All of the entries need to be printed again exactly; pictures are the only thing to omit.

(Dataset records)
######

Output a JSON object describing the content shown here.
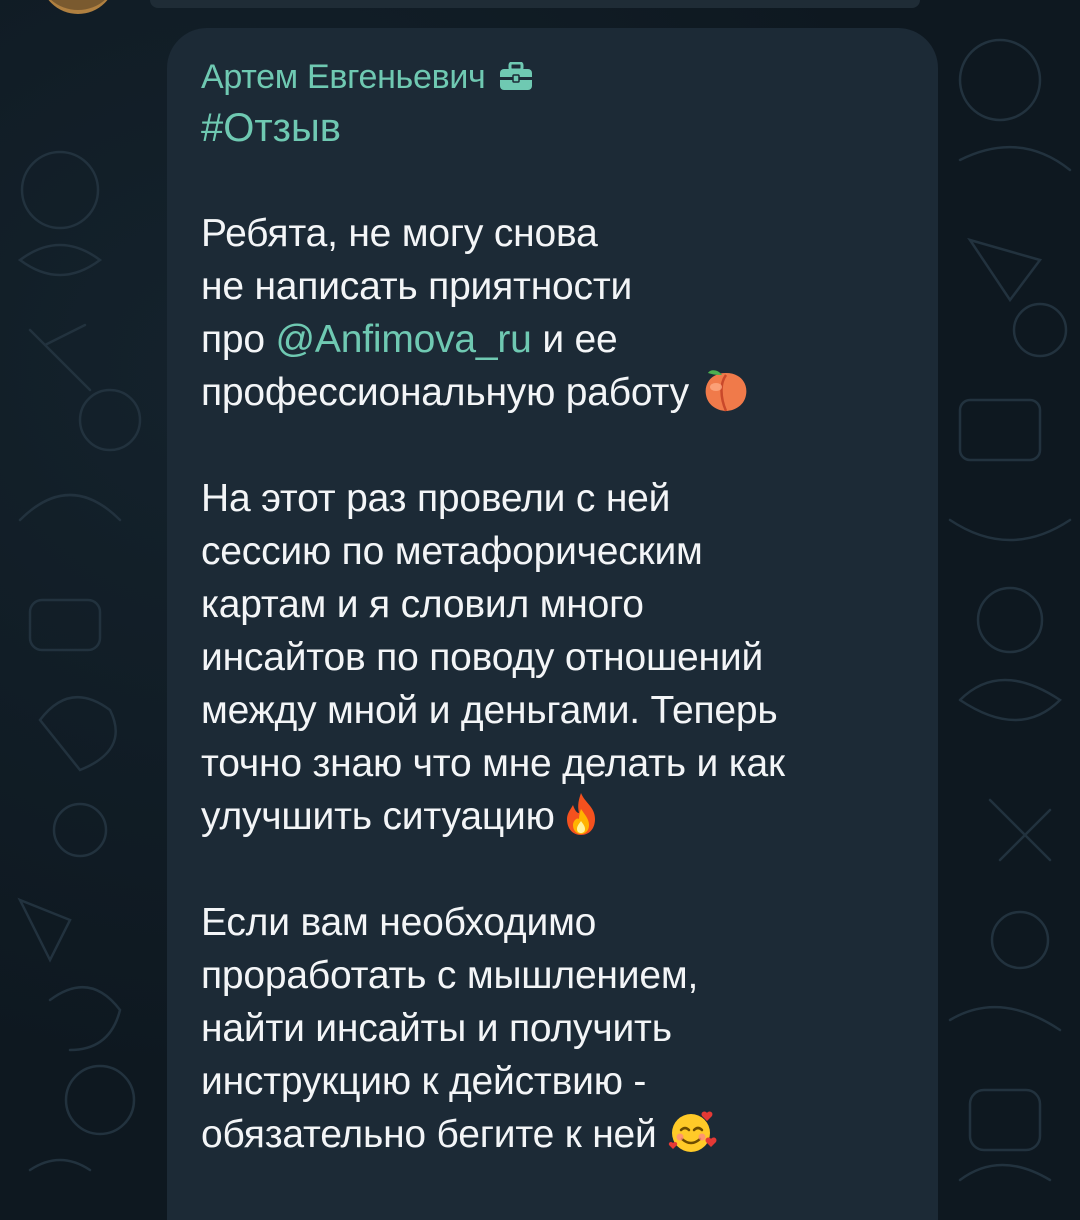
{
  "message": {
    "sender_name": "Артем Евгеньевич",
    "sender_badge_icon": "briefcase-icon",
    "hashtag": "#Отзыв",
    "paragraph1": {
      "line1": "Ребята, не могу снова",
      "line2": "не написать приятности",
      "line3_before": "про ",
      "mention": "@Anfimova_ru",
      "line3_after": " и ее",
      "line4": "профессиональную работу",
      "emoji": "peach-emoji"
    },
    "paragraph2": {
      "line1": "На этот раз провели с ней",
      "line2": "сессию по метафорическим",
      "line3": "картам и я словил много",
      "line4": "инсайтов по поводу отношений",
      "line5": "между мной и деньгами. Теперь",
      "line6": "точно знаю что мне делать и как",
      "line7": "улучшить ситуацию",
      "emoji": "fire-emoji"
    },
    "paragraph3": {
      "line1": "Если вам необходимо",
      "line2": "проработать с мышлением,",
      "line3": "найти инсайты и получить",
      "line4": "инструкцию к действию -",
      "line5": "обязательно бегите к ней",
      "emoji": "smiling-face-with-hearts-emoji"
    }
  },
  "colors": {
    "background": "#0e1820",
    "bubble": "#1c2a36",
    "accent": "#6fc9b2",
    "text": "#f3f5f7"
  }
}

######

## Task answer
Output a JSON object describing the content shown here.
{
  "message": {
    "sender_name": "Артем Евгеньевич",
    "sender_badge_icon": "briefcase-icon",
    "hashtag": "#Отзыв",
    "paragraph1": {
      "line1": "Ребята, не могу снова",
      "line2": "не написать приятности",
      "line3_before": "про ",
      "mention": "@Anfimova_ru",
      "line3_after": " и ее",
      "line4": "профессиональную работу",
      "emoji": "peach-emoji"
    },
    "paragraph2": {
      "line1": "На этот раз провели с ней",
      "line2": "сессию по метафорическим",
      "line3": "картам и я словил много",
      "line4": "инсайтов по поводу отношений",
      "line5": "между мной и деньгами. Теперь",
      "line6": "точно знаю что мне делать и как",
      "line7": "улучшить ситуацию",
      "emoji": "fire-emoji"
    },
    "paragraph3": {
      "line1": "Если вам необходимо",
      "line2": "проработать с мышлением,",
      "line3": "найти инсайты и получить",
      "line4": "инструкцию к действию -",
      "line5": "обязательно бегите к ней",
      "emoji": "smiling-face-with-hearts-emoji"
    }
  },
  "colors": {
    "background": "#0e1820",
    "bubble": "#1c2a36",
    "accent": "#6fc9b2",
    "text": "#f3f5f7"
  }
}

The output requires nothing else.